Assignment — This exercise asks for a copy of each line in the records below with the word "ترین" in it.

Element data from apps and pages
────────────────────────────────────────

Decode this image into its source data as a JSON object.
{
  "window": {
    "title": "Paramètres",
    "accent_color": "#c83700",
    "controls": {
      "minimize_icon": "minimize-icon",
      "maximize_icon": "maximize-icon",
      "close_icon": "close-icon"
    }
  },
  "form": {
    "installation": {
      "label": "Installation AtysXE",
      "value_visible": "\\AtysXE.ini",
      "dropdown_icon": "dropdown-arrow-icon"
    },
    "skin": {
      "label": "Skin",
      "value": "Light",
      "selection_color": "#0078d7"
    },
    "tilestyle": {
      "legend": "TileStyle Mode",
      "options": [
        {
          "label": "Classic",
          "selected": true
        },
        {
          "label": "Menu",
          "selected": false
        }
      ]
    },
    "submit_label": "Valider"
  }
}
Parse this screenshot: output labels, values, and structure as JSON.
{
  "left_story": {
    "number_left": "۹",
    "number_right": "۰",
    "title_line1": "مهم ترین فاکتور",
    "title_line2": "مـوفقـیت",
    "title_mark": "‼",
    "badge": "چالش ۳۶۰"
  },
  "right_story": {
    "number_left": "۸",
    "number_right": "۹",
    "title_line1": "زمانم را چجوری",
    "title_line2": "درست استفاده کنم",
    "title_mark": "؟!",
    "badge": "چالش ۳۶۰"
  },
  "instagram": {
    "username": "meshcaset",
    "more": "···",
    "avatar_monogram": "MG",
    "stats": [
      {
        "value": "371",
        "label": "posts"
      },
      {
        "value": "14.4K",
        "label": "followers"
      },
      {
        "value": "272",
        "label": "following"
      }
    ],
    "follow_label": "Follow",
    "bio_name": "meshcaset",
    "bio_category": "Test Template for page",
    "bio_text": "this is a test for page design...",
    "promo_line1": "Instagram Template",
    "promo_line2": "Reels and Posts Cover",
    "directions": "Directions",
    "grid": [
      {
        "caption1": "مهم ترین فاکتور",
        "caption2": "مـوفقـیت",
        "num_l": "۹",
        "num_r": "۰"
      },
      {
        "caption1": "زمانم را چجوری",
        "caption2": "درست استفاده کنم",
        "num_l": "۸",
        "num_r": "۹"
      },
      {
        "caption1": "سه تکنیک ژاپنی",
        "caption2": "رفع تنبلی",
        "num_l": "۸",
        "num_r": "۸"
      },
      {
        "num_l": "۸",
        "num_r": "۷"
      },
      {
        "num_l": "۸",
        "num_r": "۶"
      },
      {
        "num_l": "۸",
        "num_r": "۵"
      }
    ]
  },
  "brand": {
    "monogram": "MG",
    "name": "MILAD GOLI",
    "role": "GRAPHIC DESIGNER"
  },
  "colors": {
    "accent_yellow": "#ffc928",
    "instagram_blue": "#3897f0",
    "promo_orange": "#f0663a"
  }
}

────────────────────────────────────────

Answer for this exercise —
    "title_line1": "مهم ترین فاکتور",
        "caption1": "مهم ترین فاکتور",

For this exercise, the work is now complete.